I’ve also been thinking a lot about this last cycle of Saturn in Scorpio, as I’ve mentioned twenty thousand times. It feels to me as if this transit has been asking us to take responsibility for a lot of psychic, and often physical, deep cleaning. I often think that this transit is doing some of the legwork for Pluto’s entry into Aquarius in the not-entirely distant future, an event that happens round about the same time Saturn is in Aquarius. Whatever was birthed or surfaced during Pluto’s time in Scorpio in the ‘80s reaches a crisis point, or first quarter square, in Aquarius. Perhaps Saturn is offering us an opportunity to re-work culturally ingrained apocalyptic thinking patterns.
What would that look like? Well, Ortiz speaks of the apocalyptic rite of passage as being about the awakening of compassion in a dark time.

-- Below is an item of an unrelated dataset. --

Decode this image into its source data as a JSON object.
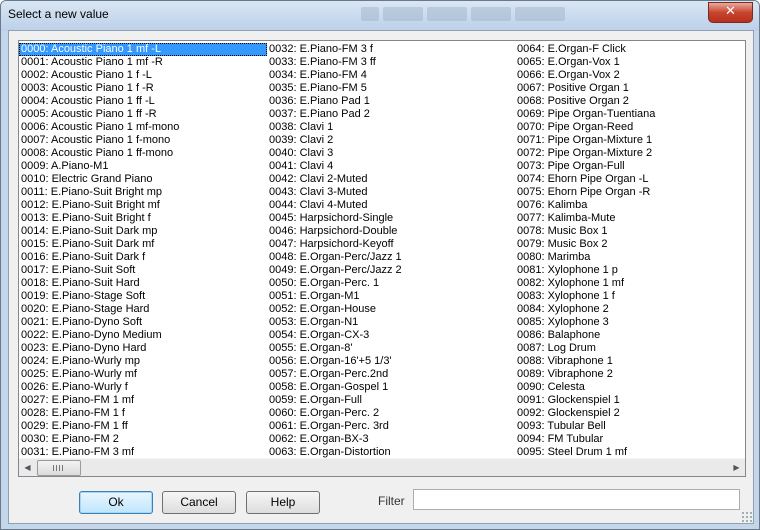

As apocalyptic mythology collided with and helped to sculpt Judeo-Christian myths, those who did not believe in the “One True Word” of god were cast into the role of the other — as someone who does not exist, has no rights, and is not quite human until they convert, saving their soul from eternal damnation.
What does a conversion to compassion for oneself and all others look like? What comes to mind for me is what I often speak of when I see Pluto in the 12th house of a chart, with the 12th house’s resonance with Pisces pointing towards a kind of culmination point for the journey of the soul, which is represented by Pluto.
Pluto in the 12th house to me speaks of a deep need for forgiveness. It reminds me of the need to go into our own suffering, to face the places where we are the most wounded and offer compassion to ourselves first, right there in the face of the shame, guilt and fear that might arise. From that place of internal compassion and unconditional love of self we can extend the same to others.
Of course, we have to watch for compulsive tendencies, as Pluto can represent compulsion, and the Pisces/12th archetypes can speak to martyrdom and self-sacrifice. But there is something about facing those deepest, apocalyptic-feeling fears, and then going to dance it out — say, at a friend’s house for the last three Grateful Dead shows — that is cathartic, and more importantly, regenerative. The creativity that comes from regeneration seems to be exactly what is being called for now.